New York Mets general manager Zack Scott is on the field before the game between the New York Mets and the Chicago Cubs at Citi Field on June 16, 2021 in the Flushing neighborhood of the Queens borough of New York City.
Elsa | Getty Images
Zack Scott, the former acting general manager for the New York Mets, was found not guilty Thursday morning in a DWI case that had led to his firing from that baseball team after a tenure of less than one year.
Scott reportedly was ordered by the judge in the case to pay two fines for traffic violations.
In a statement issued after the verdict in a Westchester County court, where he went on trial last month, Zack said, “I am thankful for today’s verdict.”
“Nonetheless, I regret choices I made on August 31, resulting in circumstances that led to my arrest,” Zack said. “Professionally, I’m grateful to Sandy Alderson for the opportunity to lead baseball operations for the Mets and wish my former teammates nothing but the best going forward.”
The verdict came weeks after Scott’s trial on several drinking and driving charges.
During that trial, Scott’s lawyer reportedly argued he had not failed a standard field sobriety test administered by police. Evidence from police bodycam footage also reportedly did not reflect the idea that Scott was intoxicated.

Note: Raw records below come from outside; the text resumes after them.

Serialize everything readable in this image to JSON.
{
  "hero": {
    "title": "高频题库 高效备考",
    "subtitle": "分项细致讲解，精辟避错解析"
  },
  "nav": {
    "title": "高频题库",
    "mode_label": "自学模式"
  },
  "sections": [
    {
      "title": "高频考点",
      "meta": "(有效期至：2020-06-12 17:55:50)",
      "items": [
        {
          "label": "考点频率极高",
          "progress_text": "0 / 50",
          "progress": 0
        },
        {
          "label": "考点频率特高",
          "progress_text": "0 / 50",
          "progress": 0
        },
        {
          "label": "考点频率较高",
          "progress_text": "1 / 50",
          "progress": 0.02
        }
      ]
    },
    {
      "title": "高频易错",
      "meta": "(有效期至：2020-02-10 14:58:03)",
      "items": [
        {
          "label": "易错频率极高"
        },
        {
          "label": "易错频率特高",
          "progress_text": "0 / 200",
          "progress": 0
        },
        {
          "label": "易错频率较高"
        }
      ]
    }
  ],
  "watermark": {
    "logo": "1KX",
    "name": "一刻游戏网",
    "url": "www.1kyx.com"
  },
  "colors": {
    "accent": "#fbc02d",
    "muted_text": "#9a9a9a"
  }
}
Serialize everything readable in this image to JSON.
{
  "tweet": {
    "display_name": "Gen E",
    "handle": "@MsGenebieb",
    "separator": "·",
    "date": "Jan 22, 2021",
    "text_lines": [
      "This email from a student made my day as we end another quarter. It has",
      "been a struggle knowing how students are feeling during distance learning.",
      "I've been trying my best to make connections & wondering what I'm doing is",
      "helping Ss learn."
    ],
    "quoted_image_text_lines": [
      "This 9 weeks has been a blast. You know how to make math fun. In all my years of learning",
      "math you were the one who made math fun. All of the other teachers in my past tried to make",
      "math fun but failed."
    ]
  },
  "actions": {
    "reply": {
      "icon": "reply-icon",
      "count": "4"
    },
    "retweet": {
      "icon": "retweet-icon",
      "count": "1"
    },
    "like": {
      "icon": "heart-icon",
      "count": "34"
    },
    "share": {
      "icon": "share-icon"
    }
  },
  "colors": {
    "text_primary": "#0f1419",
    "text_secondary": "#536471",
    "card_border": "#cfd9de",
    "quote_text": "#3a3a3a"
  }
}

The verdict had been delayed as a result of Scott testing positive for Covid-19 in mid-December, according to media reports.
Scott was arrested at 4:30 a.m. Sept. 1 in White Plains, New York, in Westchester County, after being found stopped in his 2018 Toyota. Scott lives in the nearby suburb of Rye, and he was found near the police department in White Plains.
Hours before his arrest, Scott had been at the Connecticut home of Mets owner Steve Cohen, the former hedge-fund operator, for a charity event to benefit the Amazin’ Mets Foundation.
In addition to being charged with driving while intoxicated, which is a misdemeanor, Scott was issued a traffic ticket for allegedly “stopping/standing/parking on highway,” disobeying a traffic control device, and failing to notify the Department of Motor Vehicles about a change in address.
The Mets barred Scott from traveling with the team the day of his arrest, and placed him on leave on Sept. 2.
Scott had replaced former Mets GM Jared Porter, who was fired in January 2021 after he admitted sending unsolicited, explicit text messages to a female reporter when he worked for the Chicago Cubs in 2016.
The Mets two months later fired Scott.